The T Trials were a coordinated set of seven double-blind, placebo-controlled trials to assess efficacy and safety of testosterone versus placebo gel treatment for one year in 788 older men 65 years or older with hypogonadism who had self-reported and objective impairment of sexual and physical function and/or vitality and an average of two morning serum testosterone concentrations < 275 ng/dL. Testosterone dose was adjusted to the mid-normal range for young men. Compared to placebo, testosterone treatment moderately improved sexual function, hemoglobin concentration and corrected anemia, and slightly improved walking distance, vitality, mood and depressive symptoms and bone density and strength, but did not improve cognitive function. Testosterone treatment slightly increased non-calcified and total plaque volume; while concerning, the clinical significance of this finding is not clear. Testosterone treatment also increased PSA levels and referral for urological evaluation, and caused erythrocytosis in some men. The T Trials provided definitive evidence for short-term clinically meaningful, albeit modest benefits and risks of testosterone treatment in older men with unequivocal age-related hypogonadism. Larger and longer-term placebo-controlled clinical trials are needed to assess the long-term benefits and risks of testosterone treatment on clinical outcomes such as frailty, depression, fractures, prostate cancer and cardiovascular events.
Current opinion in endocrine and metabolic research. 2019 Apr 25 [Epub]
Alvin M Matsumoto

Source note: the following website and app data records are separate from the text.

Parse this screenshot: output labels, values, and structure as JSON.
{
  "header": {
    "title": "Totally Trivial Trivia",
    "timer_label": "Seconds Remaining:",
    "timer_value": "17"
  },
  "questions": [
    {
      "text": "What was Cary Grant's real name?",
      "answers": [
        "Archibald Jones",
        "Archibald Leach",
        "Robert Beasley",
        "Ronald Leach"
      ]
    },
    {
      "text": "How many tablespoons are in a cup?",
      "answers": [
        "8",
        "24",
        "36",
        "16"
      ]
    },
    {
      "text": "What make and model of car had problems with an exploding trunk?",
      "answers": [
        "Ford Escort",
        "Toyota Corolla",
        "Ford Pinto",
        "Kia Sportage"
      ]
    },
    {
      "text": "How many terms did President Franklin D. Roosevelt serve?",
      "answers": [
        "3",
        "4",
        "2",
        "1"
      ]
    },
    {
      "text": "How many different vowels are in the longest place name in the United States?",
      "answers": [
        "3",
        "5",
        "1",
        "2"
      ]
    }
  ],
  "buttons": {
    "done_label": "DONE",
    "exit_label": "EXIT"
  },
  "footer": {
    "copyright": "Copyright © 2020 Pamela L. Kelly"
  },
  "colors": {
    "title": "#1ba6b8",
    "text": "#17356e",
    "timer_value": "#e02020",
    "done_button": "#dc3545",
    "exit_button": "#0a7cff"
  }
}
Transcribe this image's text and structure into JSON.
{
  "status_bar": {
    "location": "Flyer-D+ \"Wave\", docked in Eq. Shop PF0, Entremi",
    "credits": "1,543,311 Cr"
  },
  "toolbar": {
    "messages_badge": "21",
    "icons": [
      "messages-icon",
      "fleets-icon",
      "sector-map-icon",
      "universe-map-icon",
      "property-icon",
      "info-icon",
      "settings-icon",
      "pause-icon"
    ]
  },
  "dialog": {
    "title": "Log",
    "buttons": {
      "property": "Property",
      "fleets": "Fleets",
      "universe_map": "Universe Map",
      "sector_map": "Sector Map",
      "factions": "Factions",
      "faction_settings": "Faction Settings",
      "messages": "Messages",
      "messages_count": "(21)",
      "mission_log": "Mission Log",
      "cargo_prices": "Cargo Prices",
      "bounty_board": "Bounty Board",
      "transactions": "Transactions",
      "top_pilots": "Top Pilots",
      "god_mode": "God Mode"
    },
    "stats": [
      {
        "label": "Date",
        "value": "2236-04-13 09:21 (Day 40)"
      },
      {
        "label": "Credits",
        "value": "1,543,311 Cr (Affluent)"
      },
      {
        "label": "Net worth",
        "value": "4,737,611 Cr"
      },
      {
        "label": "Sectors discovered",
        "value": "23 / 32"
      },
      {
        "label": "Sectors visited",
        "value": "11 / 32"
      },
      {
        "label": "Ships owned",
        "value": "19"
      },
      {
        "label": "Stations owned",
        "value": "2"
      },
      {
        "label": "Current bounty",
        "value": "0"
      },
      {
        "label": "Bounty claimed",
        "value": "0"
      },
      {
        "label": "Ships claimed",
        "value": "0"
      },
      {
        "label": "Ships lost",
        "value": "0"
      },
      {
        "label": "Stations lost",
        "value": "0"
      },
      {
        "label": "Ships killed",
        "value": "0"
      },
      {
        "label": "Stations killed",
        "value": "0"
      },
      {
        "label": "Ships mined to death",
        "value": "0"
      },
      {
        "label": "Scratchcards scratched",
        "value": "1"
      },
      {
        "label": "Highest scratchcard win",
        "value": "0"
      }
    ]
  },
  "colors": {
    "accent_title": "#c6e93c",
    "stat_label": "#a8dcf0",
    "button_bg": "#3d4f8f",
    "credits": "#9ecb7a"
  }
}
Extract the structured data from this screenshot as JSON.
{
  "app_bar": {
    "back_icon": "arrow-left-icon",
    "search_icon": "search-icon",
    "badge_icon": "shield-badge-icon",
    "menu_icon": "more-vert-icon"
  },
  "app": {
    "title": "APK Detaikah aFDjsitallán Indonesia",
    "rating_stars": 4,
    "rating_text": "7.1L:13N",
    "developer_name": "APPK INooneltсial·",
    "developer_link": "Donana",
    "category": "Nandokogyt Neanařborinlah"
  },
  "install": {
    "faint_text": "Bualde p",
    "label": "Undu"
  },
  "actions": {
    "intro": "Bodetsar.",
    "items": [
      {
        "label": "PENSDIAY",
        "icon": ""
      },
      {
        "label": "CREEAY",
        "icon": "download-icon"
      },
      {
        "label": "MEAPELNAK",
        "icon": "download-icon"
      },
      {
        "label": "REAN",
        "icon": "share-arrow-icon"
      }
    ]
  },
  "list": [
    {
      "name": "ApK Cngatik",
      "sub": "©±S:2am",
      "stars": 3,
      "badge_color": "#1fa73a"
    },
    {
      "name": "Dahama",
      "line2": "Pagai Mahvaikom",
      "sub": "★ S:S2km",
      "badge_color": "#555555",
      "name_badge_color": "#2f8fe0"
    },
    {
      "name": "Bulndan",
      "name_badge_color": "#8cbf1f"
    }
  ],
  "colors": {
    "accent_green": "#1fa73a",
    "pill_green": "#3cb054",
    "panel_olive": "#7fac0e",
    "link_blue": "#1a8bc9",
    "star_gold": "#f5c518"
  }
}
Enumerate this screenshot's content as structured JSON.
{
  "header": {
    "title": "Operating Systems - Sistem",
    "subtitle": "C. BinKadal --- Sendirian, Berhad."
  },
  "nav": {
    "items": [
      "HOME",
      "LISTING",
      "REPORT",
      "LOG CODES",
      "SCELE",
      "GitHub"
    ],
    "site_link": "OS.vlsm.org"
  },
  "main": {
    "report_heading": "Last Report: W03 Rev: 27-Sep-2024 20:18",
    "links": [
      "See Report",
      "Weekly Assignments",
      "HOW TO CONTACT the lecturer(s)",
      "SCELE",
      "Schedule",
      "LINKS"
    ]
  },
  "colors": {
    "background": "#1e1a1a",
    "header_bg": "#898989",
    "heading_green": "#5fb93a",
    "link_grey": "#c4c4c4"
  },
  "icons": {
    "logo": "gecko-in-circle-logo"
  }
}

Professor, Department of Medicine, University of Washington School of Medicine, Associate Director, Geriatric Research, Education and Clinical Center, Director, Clinical Research Unit, VA Puget Sound Health Care System, Seattle, WA 98108.